Initially published in IT Briefcase
It’s no big news that enterprise data center environments are in the midst of multiple transformations. Intersecting trends like mobile, Big Data, advanced virtualization and cloud computing have caused many IT organizations to rethink how they can deliver their IT services faster, better and more affordably to both internal and external users.
As part of these efforts, many have chosen to redefine their data center’s traditional hardware “stack” of underlying compute, network and storage resources. This involves the increasing use of converged infrastructures (CI) and hyperconverged infrastructures (HCI).
Gartner analysts refer to both infrastructure types under the general umbrella of integrated systems (IS), while referring to hyperconverged infrastructures as hyperconverged integrated systems (HCIS).
While some of our clients already know which infrastructure might be best for their environment, many others have questions about how best to proceed. How do the two types of converged infrastructures differ? When does it make sense to use one type over the other? And, are there situations where you benefit from using both CI and HCI at the same time?
Converged vs. Hyperconverged: Can You Tell the Difference?
If you asked 10 vendors to explain the difference between converged and hyperconverged solutions, you might get 10 different answers. When we are asked about the difference, we like to keep it simple. Just ask, “Where is the storage?”
Both converged and hyperconverged infrastructures have these components: compute, server virtualization, networking and storage. Converged infrastructures, however, have a dedicated, external storage array responsible for running the storage software and for holding the durable copy of all data. In contrast, hyperconverged solutions remove the external storage array from the equation. Instead, they move all storage software and all physical storage onto the compute nodes themselves within the system. Over time, this line will blur, but this is the easiest definition today.
Many hyperconverged solutions run on commodity hardware where more boxes (or nodes) can be added later for modular, horizontal scaling of one or more infrastructure layers. In the case of both converged and hyperconverged, some form of unified management software is often used to simplify and automate operations and maintenance across all layers of the stack.
Such solutions come in many forms. They may be offered in the form of a multivendor-approved and/or single SKU reference architecture (tuned with specific application environments in mind), an appliance or, even, as a software-only option.
How Do You Decide? (Hint: It All Starts with the Workload)
When customers ask us to describe the benefits of using one infrastructure or platform over the other, the response often boils down to, “It depends on your workload.”
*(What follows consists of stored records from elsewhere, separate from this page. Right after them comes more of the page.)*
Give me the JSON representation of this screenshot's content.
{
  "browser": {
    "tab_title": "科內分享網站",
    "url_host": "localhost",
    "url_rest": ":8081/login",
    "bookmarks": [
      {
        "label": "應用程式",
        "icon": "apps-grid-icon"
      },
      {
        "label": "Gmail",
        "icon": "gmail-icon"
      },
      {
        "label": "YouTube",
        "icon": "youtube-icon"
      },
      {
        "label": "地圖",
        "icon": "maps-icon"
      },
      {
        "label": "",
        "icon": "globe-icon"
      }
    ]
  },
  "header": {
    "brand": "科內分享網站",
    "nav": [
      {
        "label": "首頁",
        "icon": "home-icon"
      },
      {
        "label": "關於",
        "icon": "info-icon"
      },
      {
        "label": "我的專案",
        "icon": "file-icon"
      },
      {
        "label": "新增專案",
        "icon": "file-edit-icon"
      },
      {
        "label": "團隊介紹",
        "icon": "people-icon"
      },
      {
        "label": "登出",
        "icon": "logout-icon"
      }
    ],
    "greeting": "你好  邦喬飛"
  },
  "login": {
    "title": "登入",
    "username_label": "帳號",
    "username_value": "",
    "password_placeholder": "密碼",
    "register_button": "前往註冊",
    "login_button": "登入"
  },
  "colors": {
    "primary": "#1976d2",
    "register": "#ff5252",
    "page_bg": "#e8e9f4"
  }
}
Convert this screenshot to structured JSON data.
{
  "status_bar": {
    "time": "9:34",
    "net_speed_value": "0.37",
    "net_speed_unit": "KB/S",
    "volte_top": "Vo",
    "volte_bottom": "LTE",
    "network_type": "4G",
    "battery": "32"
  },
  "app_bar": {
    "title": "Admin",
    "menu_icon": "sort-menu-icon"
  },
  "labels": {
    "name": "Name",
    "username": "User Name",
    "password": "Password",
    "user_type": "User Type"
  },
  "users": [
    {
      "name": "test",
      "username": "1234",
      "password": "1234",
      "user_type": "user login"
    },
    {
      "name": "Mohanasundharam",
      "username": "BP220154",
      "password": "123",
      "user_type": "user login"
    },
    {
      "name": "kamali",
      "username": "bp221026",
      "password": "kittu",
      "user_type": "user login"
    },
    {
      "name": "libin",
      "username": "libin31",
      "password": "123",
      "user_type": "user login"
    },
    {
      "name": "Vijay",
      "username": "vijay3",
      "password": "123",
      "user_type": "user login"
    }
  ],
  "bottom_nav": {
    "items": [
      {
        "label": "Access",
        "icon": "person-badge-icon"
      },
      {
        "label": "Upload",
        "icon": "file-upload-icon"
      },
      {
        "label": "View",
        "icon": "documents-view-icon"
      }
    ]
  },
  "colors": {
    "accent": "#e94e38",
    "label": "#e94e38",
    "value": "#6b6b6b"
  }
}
Customers often requisition IT equipment based on the amount of storage or compute an application requires. They are not as accustomed to starting first with a workload-centric assessment. This type of assessment is especially important when deciding on a converged or hyperconverged infrastructure.
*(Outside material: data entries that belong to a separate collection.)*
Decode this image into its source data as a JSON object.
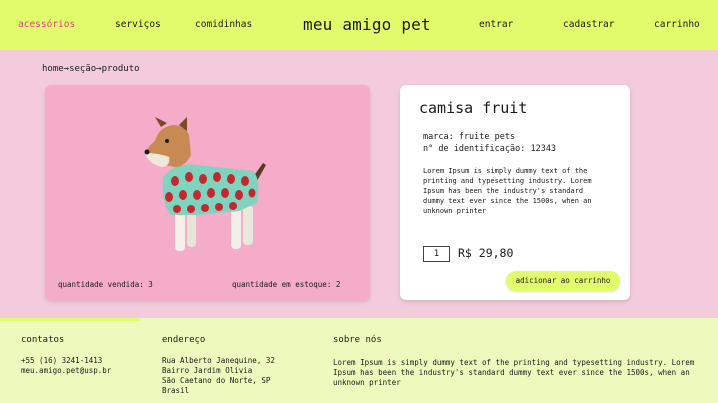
{
  "nav": {
    "items_left": [
      "acessórios",
      "serviços",
      "comidinhas"
    ],
    "brand": "meu amigo pet",
    "items_right": [
      "entrar",
      "cadastrar",
      "carrinho"
    ],
    "active_color": "#e0428e",
    "bg_color": "#e2fb6a"
  },
  "breadcrumb": "home→seção→produto",
  "product_card": {
    "image": "dog-in-strawberry-shirt",
    "qty_sold_label": "quantidade vendida: 3",
    "qty_stock_label": "quantidade em estoque: 2"
  },
  "product": {
    "title": "camisa fruit",
    "brand_line": "marca: fruite pets",
    "id_line": "n° de identificação: 12343",
    "description": "Lorem Ipsum is simply dummy text of the printing and typesetting industry. Lorem Ipsum has been the industry's standard dummy text ever since the 1500s, when an unknown printer",
    "quantity": "1",
    "price": "R$ 29,80",
    "cart_button": "adicionar ao carrinho"
  },
  "footer": {
    "contacts": {
      "title": "contatos",
      "lines": [
        "+55 (16) 3241-1413",
        "meu.amigo.pet@usp.br"
      ]
    },
    "address": {
      "title": "endereço",
      "lines": [
        "Rua Alberto Janequine, 32",
        "Bairro Jardim Olivia",
        "São Caetano do Norte, SP",
        "Brasil"
      ]
    },
    "about": {
      "title": "sobre nós",
      "text": "Lorem Ipsum is simply dummy text of the printing and typesetting industry. Lorem Ipsum has been the industry's standard dummy text ever since the 1500s, when an unknown printer"
    },
    "bg_color": "#ecfbbd"
  },
  "colors": {
    "page_bg": "#f4cbdc",
    "image_card_bg": "#f4acc8",
    "accent": "#e2fb6a"
  }
}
High-intensity workloads that require high throughput or very high IOPS tend to do better in converged environments. This might include very high-end, transaction-processing or order-entry databases, core ERP systems, data warehouse environments or analytics. For these, fine-tuning each underlying IT resource is critical. Many are mission-critical workloads that require a lot of IT resources. They may have specific budget allocations and well-defined specifications for the necessary amount of compute, network and storage resources. In these cases, a converged infrastructure can offer the right amount of storage, compute and network resources. It also lets you scale up the amount of storage, network or compute, separately or together.
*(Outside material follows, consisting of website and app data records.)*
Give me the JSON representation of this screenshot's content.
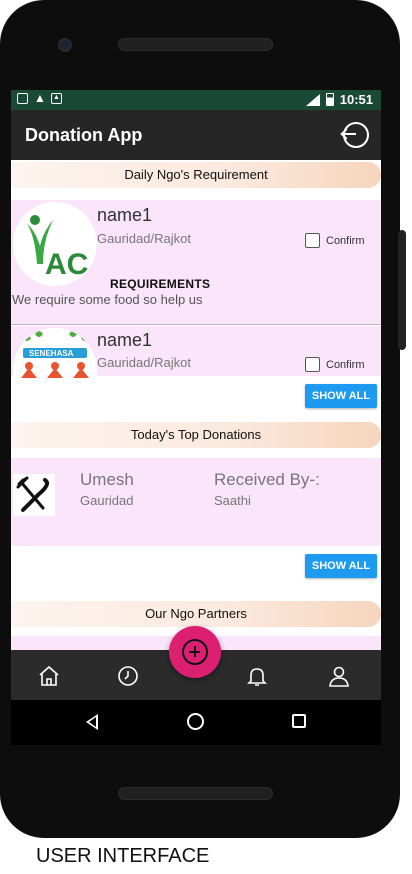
{
  "status_bar": {
    "time": "10:51"
  },
  "app_bar": {
    "title": "Donation App"
  },
  "sections": {
    "daily": "Daily Ngo's Requirement",
    "top_donations": "Today's Top Donations",
    "partners": "Our Ngo Partners"
  },
  "requirements": [
    {
      "logo_text": "AC",
      "name": "name1",
      "location": "Gauridad/Rajkot",
      "confirm_label": "Confirm",
      "req_title": "REQUIREMENTS",
      "req_text": "We require some food so help us"
    },
    {
      "logo_text": "SENEHASA",
      "name": "name1",
      "location": "Gauridad/Rajkot",
      "confirm_label": "Confirm"
    }
  ],
  "show_all_label": "SHOW ALL",
  "donation": {
    "donor": "Umesh",
    "location": "Gauridad",
    "received_by_label": "Received By-:",
    "receiver": "Saathi"
  },
  "bottom_nav": [
    "home-icon",
    "history-icon",
    "add-icon",
    "bell-icon",
    "profile-icon"
  ],
  "colors": {
    "accent": "#dd1f72",
    "button": "#1e9af0",
    "status_bar": "#1a4a37",
    "card": "#fae5fa"
  },
  "caption": "USER INTERFACE"
}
In comparison to high-intensity workloads, many data center environments must also support a large number of “average” workloads. These are application workloads which have more modest resource consumption. They are a good fit for hyperconverged infrastructures. Such infrastructures allow you to consume IT resources in a smaller, bite-sized format. They don’t require the strictest up-front specifications (or high acquisition costs) for large and exact amounts of storage, compute or network resources. This is one reason hyperconverged infrastructures also work well with application development and testing environments or with new application pilots, such as virtual desktops. An initial, hyperconverged system might support a few dozen workloads, then allow you to grow the infrastructure more slowly by acquiring bite-sized pieces as workloads increase.
When It Makes Sense to Use Both
Many medium to large enterprise environments have a mixture of workloads in operation at any given time. For these, it’s common to have mission-critical workloads with high throughput needs as well as a mix of average workloads. IT purchasing managers may find converged infrastructures for mission-critical workloads easier to acquire since they are often funded by a specific business unit, whereas other workloads do not have specific budgets but still fall under the domain of IT and its general fund for “keeping the lights on.” Many of these will fit well with a hyperconverged system.
Whether your organization ultimately uses converged, hyperconverged or both really comes back to your workload requirements. Where we often design and recommend converged infrastructure as the most cost-effective approach is for mission-critical applications that already exist in the environment and that exhibit a well-known utilization of the infrastructure. Where we add hyperconverged infrastructures into the same customer base is to help them adopt an agile, cost-effective infrastructure for future workloads whose utilization needs they can’t really plan in advance.
Staying within a workload-centric view allows the organization to decide the right underlying IT platform for each workload. This workload-focused approach allows an organization to choose from not only converged and hyperconverged infrastructures, but also between on-premise environments, public cloud services and hybrid cloud as well.